Woman plans to move her father out of troubled Finsbury Park care home
Lennox House was given the lowest possible rating by a health watchdog after inspectors found there were ‘significant errors’ in the home’s handling of medicine
02 June, 2017 — By Emily Finch
Gemma Merrison said her father’s feeding tube hadn’t been cleaned during a some of her visits to Lennox House
A WOMAN has decided to take her frail father out of a Finsbury Park care home following a damning inspection – and the Tribune can reveal that NHS and Town Hall services have stopped referring people to it.
Lennox House care home, in Durham Road, was given the lowest possible rating by health watchdog the Care Quality Commission (CQC), last month and put under “special measures”.
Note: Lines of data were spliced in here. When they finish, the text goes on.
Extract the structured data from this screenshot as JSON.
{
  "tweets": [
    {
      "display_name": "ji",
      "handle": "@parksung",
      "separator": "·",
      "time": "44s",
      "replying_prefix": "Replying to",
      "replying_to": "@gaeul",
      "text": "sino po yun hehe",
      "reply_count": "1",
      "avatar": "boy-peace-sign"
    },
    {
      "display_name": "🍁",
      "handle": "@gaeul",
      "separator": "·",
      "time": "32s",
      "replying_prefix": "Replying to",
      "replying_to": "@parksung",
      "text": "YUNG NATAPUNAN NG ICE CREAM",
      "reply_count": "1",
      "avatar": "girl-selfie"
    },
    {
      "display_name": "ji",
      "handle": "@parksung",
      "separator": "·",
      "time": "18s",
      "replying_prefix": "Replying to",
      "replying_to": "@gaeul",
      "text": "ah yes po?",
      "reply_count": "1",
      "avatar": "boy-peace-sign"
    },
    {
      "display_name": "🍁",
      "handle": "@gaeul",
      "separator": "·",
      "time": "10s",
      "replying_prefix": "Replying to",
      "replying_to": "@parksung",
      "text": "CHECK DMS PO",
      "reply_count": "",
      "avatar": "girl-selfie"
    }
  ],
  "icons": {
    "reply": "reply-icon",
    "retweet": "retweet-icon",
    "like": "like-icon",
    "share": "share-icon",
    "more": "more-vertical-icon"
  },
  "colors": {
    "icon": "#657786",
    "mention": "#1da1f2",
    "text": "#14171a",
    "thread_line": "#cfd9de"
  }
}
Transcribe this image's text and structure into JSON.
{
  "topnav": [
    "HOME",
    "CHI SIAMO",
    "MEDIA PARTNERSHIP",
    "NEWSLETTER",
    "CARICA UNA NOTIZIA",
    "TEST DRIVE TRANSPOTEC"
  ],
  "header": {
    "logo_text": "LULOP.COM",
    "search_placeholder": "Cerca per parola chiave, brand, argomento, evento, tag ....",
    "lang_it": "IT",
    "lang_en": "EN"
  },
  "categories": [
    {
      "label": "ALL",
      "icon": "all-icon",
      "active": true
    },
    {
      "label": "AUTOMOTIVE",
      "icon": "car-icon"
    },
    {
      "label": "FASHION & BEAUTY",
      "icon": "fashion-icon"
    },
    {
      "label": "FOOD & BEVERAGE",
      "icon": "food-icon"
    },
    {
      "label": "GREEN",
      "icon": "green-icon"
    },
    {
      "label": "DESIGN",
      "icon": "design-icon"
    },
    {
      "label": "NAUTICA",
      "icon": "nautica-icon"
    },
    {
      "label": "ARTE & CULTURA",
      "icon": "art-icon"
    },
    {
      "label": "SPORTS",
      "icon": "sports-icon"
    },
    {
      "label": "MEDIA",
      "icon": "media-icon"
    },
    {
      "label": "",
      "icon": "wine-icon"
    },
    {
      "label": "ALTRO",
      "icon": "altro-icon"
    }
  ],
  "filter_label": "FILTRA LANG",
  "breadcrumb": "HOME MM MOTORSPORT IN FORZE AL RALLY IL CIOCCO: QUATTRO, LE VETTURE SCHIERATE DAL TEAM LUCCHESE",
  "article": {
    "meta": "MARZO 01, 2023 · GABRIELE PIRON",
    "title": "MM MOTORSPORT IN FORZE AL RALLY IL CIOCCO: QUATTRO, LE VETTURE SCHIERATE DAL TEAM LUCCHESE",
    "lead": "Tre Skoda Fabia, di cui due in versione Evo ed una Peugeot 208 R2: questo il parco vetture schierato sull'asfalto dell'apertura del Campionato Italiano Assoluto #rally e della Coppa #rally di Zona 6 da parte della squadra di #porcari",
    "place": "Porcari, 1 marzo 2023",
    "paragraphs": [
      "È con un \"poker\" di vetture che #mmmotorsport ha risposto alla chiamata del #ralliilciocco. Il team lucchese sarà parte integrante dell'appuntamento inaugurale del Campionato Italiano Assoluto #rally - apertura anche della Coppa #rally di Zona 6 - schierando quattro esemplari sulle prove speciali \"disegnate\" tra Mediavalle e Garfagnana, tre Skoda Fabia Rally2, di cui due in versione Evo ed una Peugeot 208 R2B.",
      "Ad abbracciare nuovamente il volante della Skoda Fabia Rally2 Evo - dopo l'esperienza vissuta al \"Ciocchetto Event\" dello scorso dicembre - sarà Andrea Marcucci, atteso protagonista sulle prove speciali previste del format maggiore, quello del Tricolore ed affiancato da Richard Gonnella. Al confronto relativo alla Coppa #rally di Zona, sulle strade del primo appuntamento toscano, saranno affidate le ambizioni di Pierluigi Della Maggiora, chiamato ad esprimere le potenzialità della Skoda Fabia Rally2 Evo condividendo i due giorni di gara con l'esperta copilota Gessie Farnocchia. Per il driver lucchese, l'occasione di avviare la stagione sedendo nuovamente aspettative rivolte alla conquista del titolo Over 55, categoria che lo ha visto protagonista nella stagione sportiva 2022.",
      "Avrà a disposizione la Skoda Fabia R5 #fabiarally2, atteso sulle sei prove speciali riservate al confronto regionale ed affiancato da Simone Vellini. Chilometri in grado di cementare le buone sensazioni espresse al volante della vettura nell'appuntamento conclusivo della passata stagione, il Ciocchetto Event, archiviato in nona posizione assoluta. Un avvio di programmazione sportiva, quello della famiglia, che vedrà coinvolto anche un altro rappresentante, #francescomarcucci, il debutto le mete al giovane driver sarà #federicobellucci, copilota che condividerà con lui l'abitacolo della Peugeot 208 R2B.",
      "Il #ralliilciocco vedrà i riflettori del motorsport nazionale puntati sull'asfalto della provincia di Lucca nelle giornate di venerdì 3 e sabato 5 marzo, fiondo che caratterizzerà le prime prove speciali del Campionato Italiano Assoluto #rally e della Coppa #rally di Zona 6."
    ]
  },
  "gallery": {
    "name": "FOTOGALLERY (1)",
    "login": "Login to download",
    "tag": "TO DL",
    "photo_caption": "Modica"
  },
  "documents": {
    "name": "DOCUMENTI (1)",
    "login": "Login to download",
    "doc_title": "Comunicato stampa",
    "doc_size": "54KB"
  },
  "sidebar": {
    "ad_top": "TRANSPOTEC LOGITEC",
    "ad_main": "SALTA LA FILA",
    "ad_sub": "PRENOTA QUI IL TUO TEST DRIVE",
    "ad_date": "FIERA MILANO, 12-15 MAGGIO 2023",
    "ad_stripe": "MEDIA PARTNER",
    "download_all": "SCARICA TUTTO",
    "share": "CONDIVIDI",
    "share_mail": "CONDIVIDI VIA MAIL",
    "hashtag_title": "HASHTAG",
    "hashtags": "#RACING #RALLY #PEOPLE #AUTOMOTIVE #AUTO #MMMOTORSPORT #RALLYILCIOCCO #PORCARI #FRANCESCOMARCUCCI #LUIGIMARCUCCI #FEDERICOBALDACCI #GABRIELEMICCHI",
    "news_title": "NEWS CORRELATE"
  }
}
Inspectors found that the 87 residents at the home, run by private healthcare giant Care UK, were not stimulated with regular activities. There were “significant errors” in the home’s handling of medicine due to lack of stock and administration mistakes.
There was also no registered manager at the time of the inspection – something which is required by law. Now, Gemma Merrison, whose father Victor Edwards, 70, moved into the home last September after suffering a stroke, has decided to take him out. “Going into my dad’s room, he’s not been getting proper personal care,” Ms Merrison said. “He had sticky gunk in his eyes. I don’t think his teeth have been washed since he’s been in there.”
Victor Edwards, 70, moved into Lennox House last September after suffering a stroke
The mother-of-four said her father’s feeding tube hadn’t been cleaned during a few of her visits, with food “up to the top”.
“For people like my dad and other people in there, who can’t communicate, you need regular people to know their mannerisms, whether they’re in pain,” she said.
“You’ve got people going in and out, there one day, gone the next, there’s no consistency for those people who really need help.”
Mr Edwards was referred to Lennox House under the NHS’s continuing healthcare scheme, with the health service paying Care UK £1,400 a week for his care.
The Tribune has learned that Islington Council and Islington NHS Clinical Commissioning Group (CCG) stopped referring people to the home after the Town Hall’s own inspection last year.
Ms Merrison, 37, has requested that her father is transferred to Bridgeside Lodge care home, in Wharf Road, Angel. She believes The Forest Healthcare-run home, rated “outstanding” by the CQC, will be perfect for her father.
But she has been told by the NHS that there is a five-person-long waiting list for a bed in Islington.
“There’s not a lot I can do. I feel helpless about it. It’s a horrible thing having to wait for someone to die,” she added.
Mr Edwards, who lived most of his life in Highbury, was born in Leicestershire after his mother was evacuated there during the war. He worked his way up from plumber to operational support worker at Pentonville Prison but had to leave his job in 2013 to care for his wife, Glenis, who suffered from face cancer. She died the following year.
His first job was running a fresh seafood stall outside the Prince Alfred pub, in Marlborough Road, Holloway, and later owned a garage in Upper Holloway.
Ms Merrison said he was a skilful mechanic who still fiddles with his feeding tube to make it work better.
Care UK, which could lose the contract for running Lennox House if things fail to improve within 12 months, has apologised to residents and their families and appointed a new manager for the home.
Operations director Chris Hopkinson said: “We understand that the decision to move a relative to a different care home is never taken lightly and urge any relatives who are worried about the care provided at Lennox House to come in and talk to the new home manager as soon as possible.
“I am working alongside the local team with support from our very experienced governance colleagues to oversee an improvement plan. Our internal quality audits show that good progress has already been made.”
A CCG spokeswoman said: “Islington CCG is committed to working with Islington Council to improve and raise the standards of care at Lennox House for all residents.”